Human existenceWhy are words strings of vowels and consonants?
|The word "why" is absent in phonetics.
This science is as was since
the ancient Indians descriptive. Remarkably, there is no good theory
about the origin of the contents of human
vocalization. We know what we say—phoneticists have done the research.
But not why we say it—rather than make some other kind of
|I have a theory is quite simply. We make
the vocalizations we
do—our vowels and consonants—because they are easy to imitate. How they
are heard and how they are produced has some influence—but the critical
thing is that an individual—in particular a child—can hear and see them
pronounced and then automatically make copies with their own mouths.
|The property of imitability is critical
since unless children can do
this language would not exist. Language needs to propagate to
exist—that requires that hearing and seeing the vocalizations that make
its tens of thousands of words can jump between generations. That
creates an adaptive selection upon those vocalizations that are easiest

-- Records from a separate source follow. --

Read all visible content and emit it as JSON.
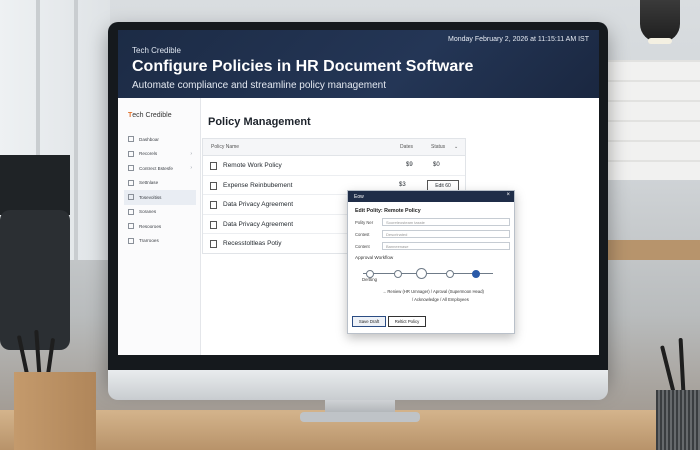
{
  "banner": {
    "brand": "Tech Credible",
    "datetime": "Monday February 2, 2026 at 11:15:11 AM IST",
    "headline": "Configure Policies in HR Document Software",
    "subline": "Automate compliance and streamline policy management"
  },
  "sidebar": {
    "logo_mark": "T",
    "logo_text": "ech Credible",
    "items": [
      {
        "label": "Dashboar",
        "chevron": false
      },
      {
        "label": "Recorels",
        "chevron": true
      },
      {
        "label": "Contrect Bstesfe",
        "chevron": true
      },
      {
        "label": "Settnlase",
        "chevron": false
      },
      {
        "label": "Tosevoltiss",
        "chevron": false
      },
      {
        "label": "Soranes",
        "chevron": false
      },
      {
        "label": "Resooroes",
        "chevron": false
      },
      {
        "label": "Trarrooes",
        "chevron": false
      }
    ]
  },
  "main": {
    "title": "Policy Management",
    "table": {
      "headers": {
        "name": "Policy Name",
        "dates": "Dates",
        "status": "Status"
      },
      "rows": [
        {
          "name": "Remote Work Policy",
          "dates": "$9",
          "status": "$0"
        },
        {
          "name": "Expense Reinbubement",
          "dates": "$3",
          "action": "Edit 60"
        },
        {
          "name": "Data Privacy Agreement",
          "dates": "",
          "status": ""
        },
        {
          "name": "Data Privacy Agreement",
          "dates": "",
          "status": ""
        },
        {
          "name": "Recesstoltleas Potiy",
          "dates": "",
          "status": ""
        }
      ]
    }
  },
  "modal": {
    "header": "Eow",
    "close": "×",
    "title": "Edit Polity: Remote Policy",
    "fields": [
      {
        "label": "Polity Ner",
        "placeholder": "Sooreteosteam tasste"
      },
      {
        "label": "Contest",
        "placeholder": "Descrinated"
      },
      {
        "label": "Content",
        "placeholder": "Banneenase"
      }
    ],
    "workflow_label": "Approval Workflow",
    "workflow_start": "Dertting",
    "workflow_note_1": "→ Reniew (HR Umnager) / Aproval (Supermoon Head)",
    "workflow_note_2": "/ Acknowledge / All Employees",
    "save_label": "Save Draft",
    "reject_label": "Reltict Policy"
  }
}
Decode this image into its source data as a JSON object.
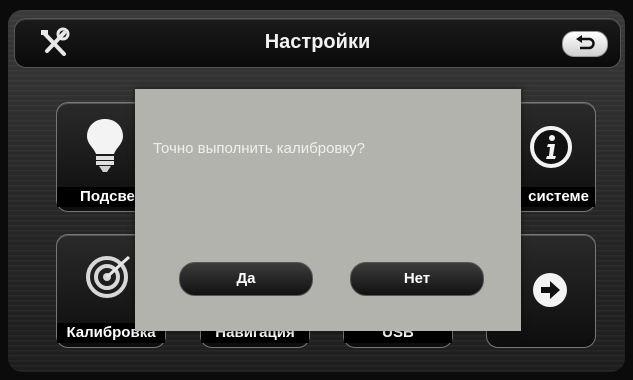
{
  "header": {
    "title": "Настройки",
    "left_icon": "tools-icon",
    "back_icon": "back-arrow-icon"
  },
  "tiles": [
    {
      "label": "Подсвет",
      "icon": "lightbulb-icon"
    },
    {
      "label": "системе",
      "icon": "info-icon"
    },
    {
      "label": "Калибровка",
      "icon": "target-icon"
    },
    {
      "label": "Навигация",
      "icon": ""
    },
    {
      "label": "USB",
      "icon": ""
    },
    {
      "label": "",
      "icon": "arrow-right-icon"
    }
  ],
  "dialog": {
    "message": "Точно выполнить калибровку?",
    "yes_label": "Да",
    "no_label": "Нет"
  },
  "colors": {
    "dialog_bg": "#b3b3ad",
    "button_bg": "#1c1c1c",
    "text": "#ffffff"
  }
}
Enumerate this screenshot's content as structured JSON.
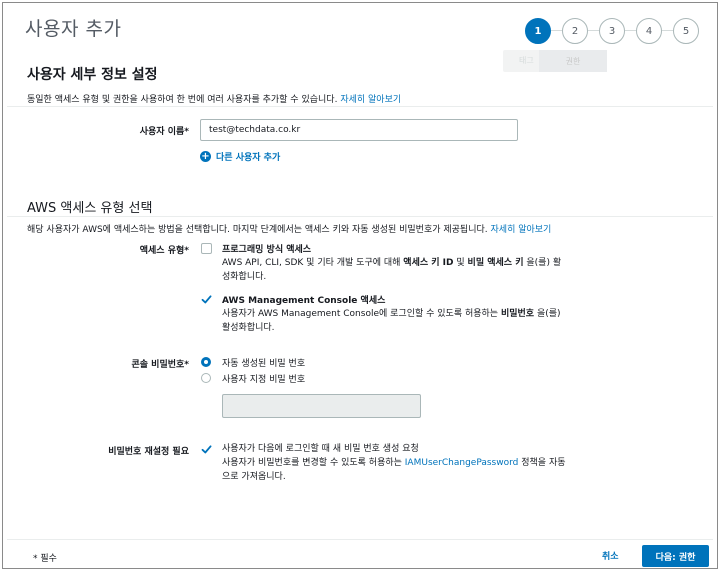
{
  "page": {
    "title": "사용자 추가"
  },
  "steps": [
    "1",
    "2",
    "3",
    "4",
    "5"
  ],
  "tooltip": {
    "left": "태그",
    "right": "권한"
  },
  "details": {
    "heading": "사용자 세부 정보 설정",
    "description": "동일한 액세스 유형 및 권한을 사용하여 한 번에 여러 사용자를 추가할 수 있습니다.",
    "learn_more": "자세히 알아보기",
    "username_label": "사용자 이름*",
    "username_value": "test@techdata.co.kr",
    "add_user_label": "다른 사용자 추가"
  },
  "access": {
    "heading": "AWS 액세스 유형 선택",
    "description": "해당 사용자가 AWS에 액세스하는 방법을 선택합니다. 마지막 단계에서는 액세스 키와 자동 생성된 비밀번호가 제공됩니다.",
    "learn_more": "자세히 알아보기",
    "type_label": "액세스 유형*",
    "programmatic": {
      "title": "프로그래밍 방식 액세스",
      "desc_1": "AWS API, CLI, SDK 및 기타 개발 도구에 대해",
      "desc_bold_1": "액세스 키 ID",
      "desc_2": "및",
      "desc_bold_2": "비밀 액세스 키",
      "desc_3": "을(를) 활",
      "desc_line2": "성화합니다."
    },
    "console": {
      "title": "AWS Management Console 액세스",
      "desc_1": "사용자가 AWS Management Console에 로그인할 수 있도록 허용하는",
      "desc_bold": "비밀번호",
      "desc_2": "을(를)",
      "desc_line2": "활성화합니다."
    }
  },
  "password": {
    "label": "콘솔 비밀번호*",
    "auto_option": "자동 생성된 비밀 번호",
    "custom_option": "사용자 지정 비밀 번호",
    "reset_label": "비밀번호 재설정 필요",
    "reset_desc_line1": "사용자가 다음에 로그인할 때 새 비밀 번호 생성 요청",
    "reset_desc_2a": "사용자가 비밀번호를 변경할 수 있도록 허용하는",
    "reset_policy_link": "IAMUserChangePassword",
    "reset_desc_2b": "정책을 자동",
    "reset_desc_line3": "으로 가져옵니다."
  },
  "footer": {
    "required_note": "* 필수",
    "cancel_label": "취소",
    "next_label": "다음: 권한"
  },
  "colors": {
    "accent": "#0073bb",
    "text": "#16191f",
    "muted": "#545b64"
  }
}
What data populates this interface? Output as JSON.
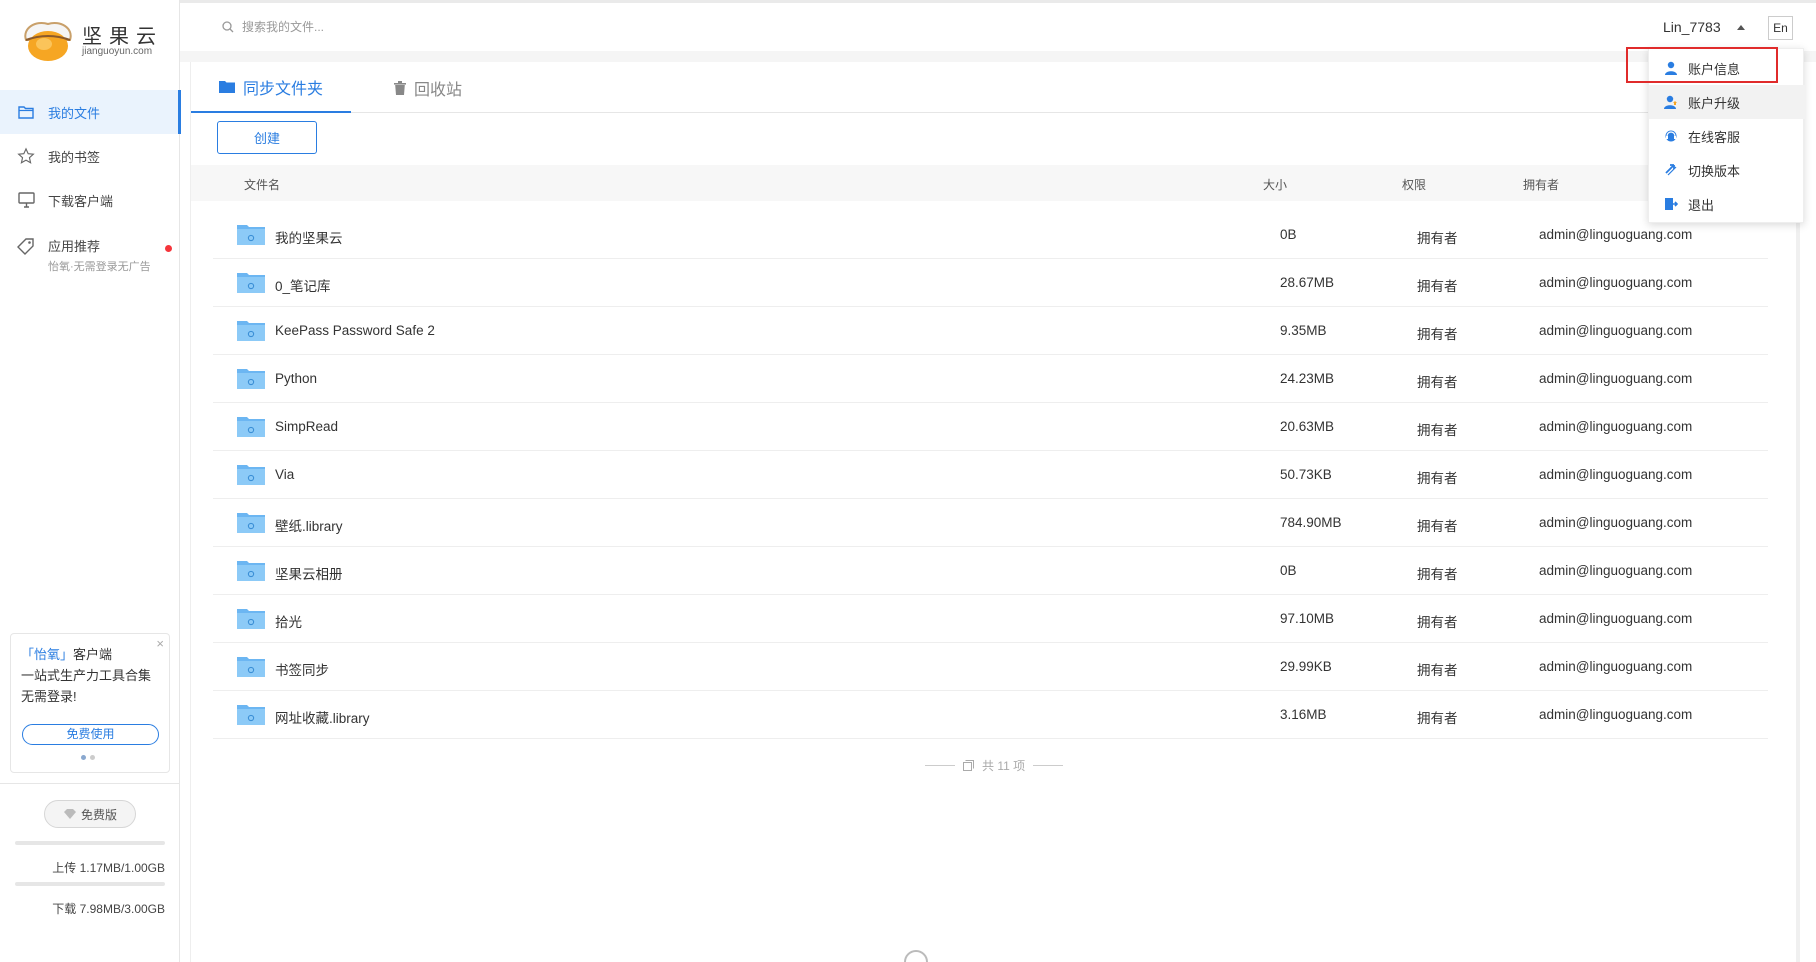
{
  "brand": {
    "name": "坚果云",
    "domain": "jianguoyun.com"
  },
  "search": {
    "placeholder": "搜索我的文件..."
  },
  "user": {
    "name": "Lin_7783",
    "lang_button": "En"
  },
  "sidebar": {
    "items": [
      {
        "label": "我的文件",
        "icon": "folder-icon",
        "active": true
      },
      {
        "label": "我的书签",
        "icon": "star-icon"
      },
      {
        "label": "下载客户端",
        "icon": "monitor-icon"
      },
      {
        "label": "应用推荐",
        "sub": "怡氧·无需登录无广告",
        "icon": "tag-icon",
        "badge": "red-dot"
      }
    ],
    "promo": {
      "close": "×",
      "highlight": "「怡氧」",
      "line1_rest": "客户端",
      "line2": "一站式生产力工具合集 无需登录!",
      "button": "免费使用"
    },
    "plan": "免费版",
    "upload": "上传 1.17MB/1.00GB",
    "download": "下载 7.98MB/3.00GB"
  },
  "tabs": [
    {
      "label": "同步文件夹",
      "icon": "folder-icon",
      "active": true
    },
    {
      "label": "回收站",
      "icon": "trash-icon"
    }
  ],
  "toolbar": {
    "create": "创建"
  },
  "table": {
    "headers": {
      "name": "文件名",
      "size": "大小",
      "permission": "权限",
      "owner": "拥有者"
    },
    "rows": [
      {
        "name": "我的坚果云",
        "size": "0B",
        "perm": "拥有者",
        "owner": "admin@linguoguang.com"
      },
      {
        "name": "0_笔记库",
        "size": "28.67MB",
        "perm": "拥有者",
        "owner": "admin@linguoguang.com"
      },
      {
        "name": "KeePass Password Safe 2",
        "size": "9.35MB",
        "perm": "拥有者",
        "owner": "admin@linguoguang.com"
      },
      {
        "name": "Python",
        "size": "24.23MB",
        "perm": "拥有者",
        "owner": "admin@linguoguang.com"
      },
      {
        "name": "SimpRead",
        "size": "20.63MB",
        "perm": "拥有者",
        "owner": "admin@linguoguang.com"
      },
      {
        "name": "Via",
        "size": "50.73KB",
        "perm": "拥有者",
        "owner": "admin@linguoguang.com"
      },
      {
        "name": "壁纸.library",
        "size": "784.90MB",
        "perm": "拥有者",
        "owner": "admin@linguoguang.com"
      },
      {
        "name": "坚果云相册",
        "size": "0B",
        "perm": "拥有者",
        "owner": "admin@linguoguang.com"
      },
      {
        "name": "拾光",
        "size": "97.10MB",
        "perm": "拥有者",
        "owner": "admin@linguoguang.com"
      },
      {
        "name": "书签同步",
        "size": "29.99KB",
        "perm": "拥有者",
        "owner": "admin@linguoguang.com"
      },
      {
        "name": "网址收藏.library",
        "size": "3.16MB",
        "perm": "拥有者",
        "owner": "admin@linguoguang.com"
      }
    ],
    "total": "共 11 项"
  },
  "dropdown": {
    "items": [
      {
        "label": "账户信息",
        "icon": "user-icon",
        "highlighted": true
      },
      {
        "label": "账户升级",
        "icon": "user-upgrade-icon",
        "hover": true
      },
      {
        "label": "在线客服",
        "icon": "headset-icon"
      },
      {
        "label": "切换版本",
        "icon": "swap-icon"
      },
      {
        "label": "退出",
        "icon": "logout-icon"
      }
    ]
  },
  "colors": {
    "accent": "#2a7de1",
    "folder": "#6cb6f2",
    "highlight_border": "#e02b2b"
  }
}
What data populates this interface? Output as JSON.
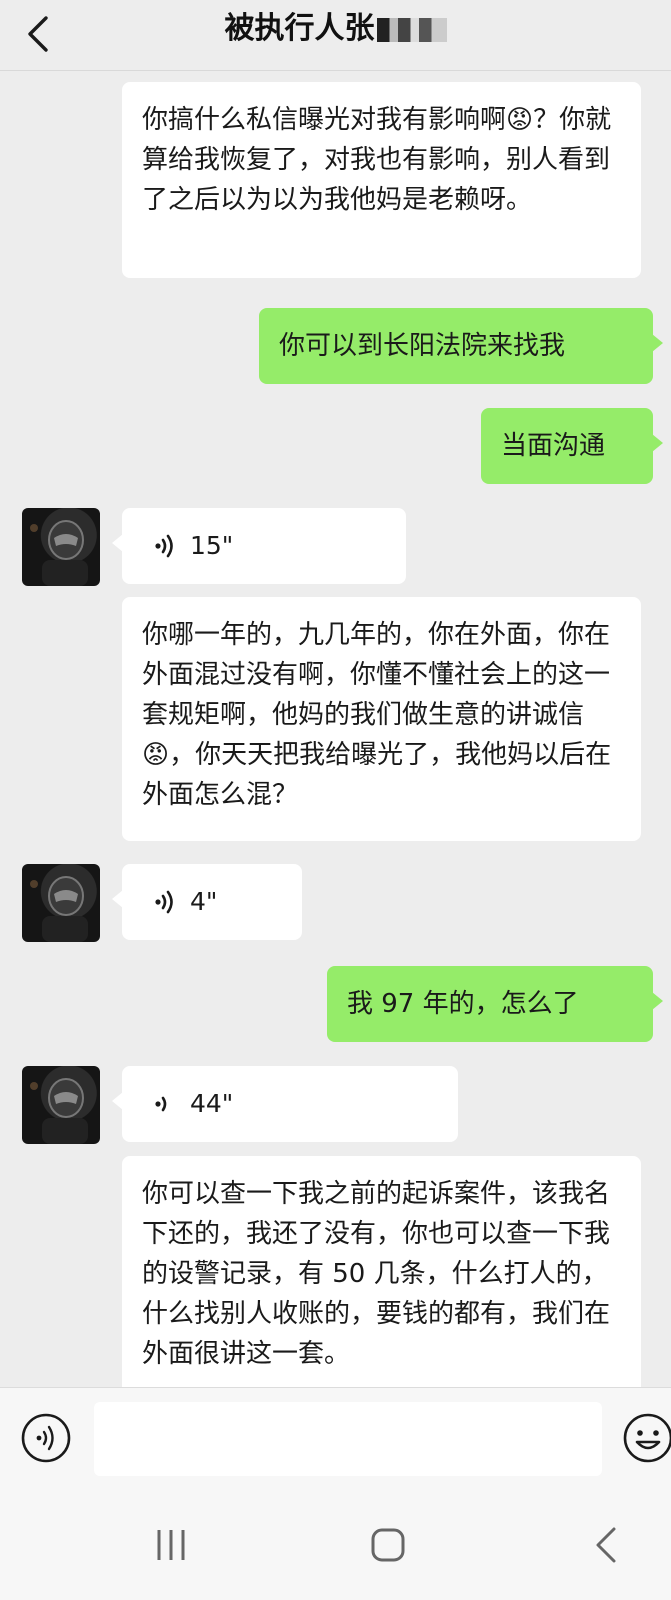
{
  "header": {
    "title": "被执行人张",
    "title_redacted": true
  },
  "messages": [
    {
      "side": "left",
      "type": "text",
      "text": "你搞什么私信曝光对我有影响啊😡？你就算给我恢复了，对我也有影响，别人看到了之后以为以为我他妈是老赖呀。"
    },
    {
      "side": "right",
      "type": "text",
      "text": "你可以到长阳法院来找我"
    },
    {
      "side": "right",
      "type": "text",
      "text": "当面沟通"
    },
    {
      "side": "left",
      "type": "voice",
      "duration": "15\""
    },
    {
      "side": "left",
      "type": "text",
      "text": "你哪一年的，九几年的，你在外面，你在外面混过没有啊，你懂不懂社会上的这一套规矩啊，他妈的我们做生意的讲诚信😡，你天天把我给曝光了，我他妈以后在外面怎么混？"
    },
    {
      "side": "left",
      "type": "voice",
      "duration": "4\""
    },
    {
      "side": "right",
      "type": "text",
      "text": "我 97 年的，怎么了"
    },
    {
      "side": "left",
      "type": "voice",
      "duration": "44\""
    },
    {
      "side": "left",
      "type": "text",
      "text": "你可以查一下我之前的起诉案件，该我名下还的，我还了没有，你也可以查一下我的设警记录，有 50 几条，什么打人的，什么找别人收账的，要钱的都有，我们在外面很讲这一套。"
    }
  ],
  "colors": {
    "background": "#ededed",
    "sent_bubble": "#95ec69",
    "received_bubble": "#ffffff"
  },
  "icons": [
    "back-icon",
    "voice-wave-icon",
    "emoji-icon",
    "recent-apps-icon",
    "home-icon",
    "nav-back-icon"
  ]
}
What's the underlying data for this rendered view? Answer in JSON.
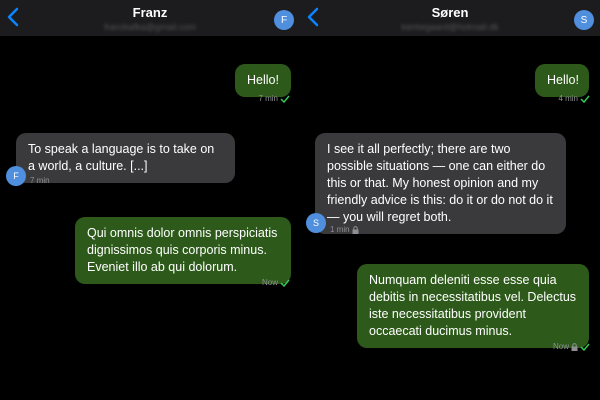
{
  "conversations": [
    {
      "header": {
        "title": "Franz",
        "subtitle": "franzkafka@gmail.com",
        "avatar_initial": "F"
      },
      "messages": [
        {
          "direction": "outgoing",
          "text": "Hello!",
          "time": "7 min",
          "status": "read"
        },
        {
          "direction": "incoming",
          "text": "To speak a language is to take on a world, a culture. [...]",
          "time": "7 min",
          "avatar_initial": "F"
        },
        {
          "direction": "outgoing",
          "text": "Qui omnis dolor omnis perspiciatis dignissimos quis corporis minus. Eveniet illo ab qui dolorum.",
          "time": "Now",
          "status": "read"
        }
      ]
    },
    {
      "header": {
        "title": "Søren",
        "subtitle": "kierkegaard@hotmail.dk",
        "avatar_initial": "S"
      },
      "messages": [
        {
          "direction": "outgoing",
          "text": "Hello!",
          "time": "4 min",
          "status": "read"
        },
        {
          "direction": "incoming",
          "text": "I see it all perfectly; there are two possible situations — one can either do this or that. My honest opinion and my friendly advice is this: do it or do not do it — you will regret both.",
          "time": "1 min",
          "avatar_initial": "S",
          "locked": true
        },
        {
          "direction": "outgoing",
          "text": "Numquam deleniti esse esse quia debitis in necessitatibus vel. Delectus iste necessitatibus provident occaecati ducimus minus.",
          "time": "Now",
          "status": "read",
          "locked": true
        }
      ]
    }
  ],
  "colors": {
    "accent": "#0a84ff",
    "outgoing_bubble": "#2d5a1a",
    "incoming_bubble": "#3a3a3c",
    "read_check": "#34c759",
    "avatar": "#4f8fdd",
    "background": "#000000"
  },
  "icons": {
    "back": "chevron-left-icon",
    "read": "checkmark-icon",
    "secure": "lock-icon"
  }
}
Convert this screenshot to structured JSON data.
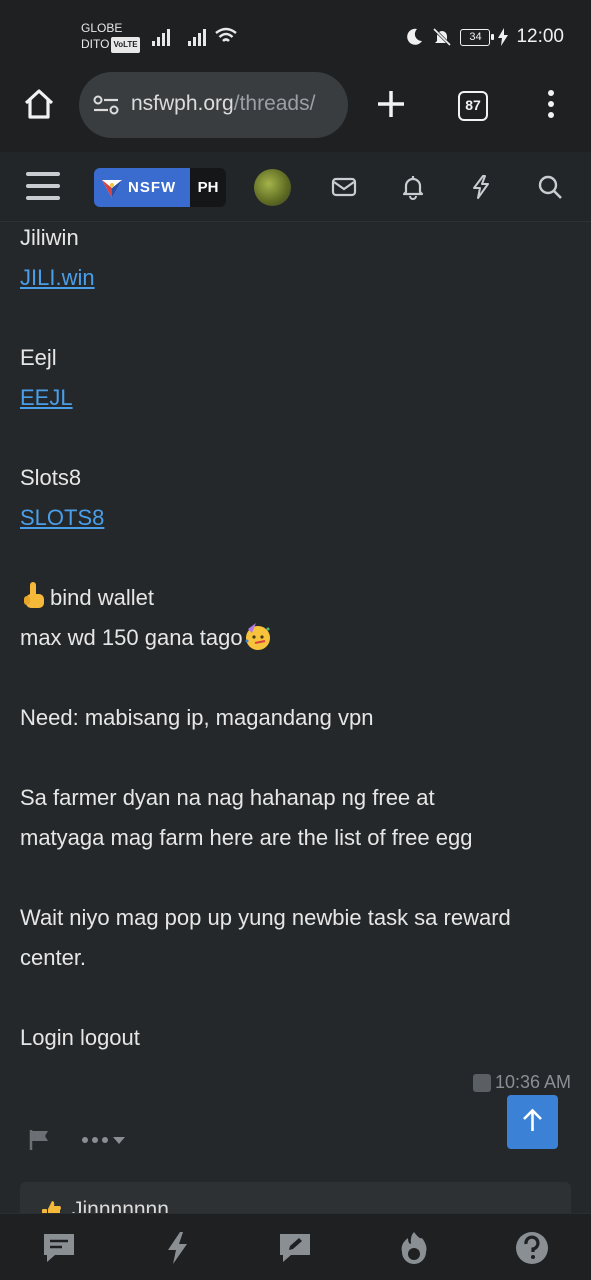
{
  "status_bar": {
    "carrier_1": "GLOBE",
    "carrier_2": "DITO",
    "volte": "VoLTE",
    "battery": "34",
    "time": "12:00"
  },
  "browser": {
    "url_host": "nsfwph.org",
    "url_path": "/threads/",
    "tab_count": "87"
  },
  "site_nav": {
    "logo_left": "NSFW",
    "logo_right": "PH"
  },
  "post": {
    "lines": [
      {
        "type": "text",
        "value": "Jiliwin"
      },
      {
        "type": "link",
        "value": "JILI.win"
      },
      {
        "type": "text",
        "value": "Eejl"
      },
      {
        "type": "link",
        "value": "EEJL"
      },
      {
        "type": "text",
        "value": "Slots8"
      },
      {
        "type": "link",
        "value": "SLOTS8"
      },
      {
        "type": "text",
        "value": "bind wallet"
      },
      {
        "type": "text",
        "value": "max wd 150 gana tago"
      },
      {
        "type": "text",
        "value": "Need: mabisang ip, magandang vpn"
      },
      {
        "type": "text",
        "value": "Sa farmer dyan na nag hahanap ng free at"
      },
      {
        "type": "text",
        "value": "matyaga mag farm here are the list of free egg"
      },
      {
        "type": "text",
        "value": "Wait niyo mag pop up yung newbie task sa reward"
      },
      {
        "type": "text",
        "value": "center."
      },
      {
        "type": "text",
        "value": "Login logout"
      }
    ],
    "timestamp": "10:36 AM"
  },
  "next_post_preview": "Jinnnnnnn",
  "colors": {
    "background": "#25282a",
    "link": "#4a9ee8",
    "accent": "#3b82d6"
  }
}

for children to mimic. That selection created the vowels and consonants
with the properties described by phonetics.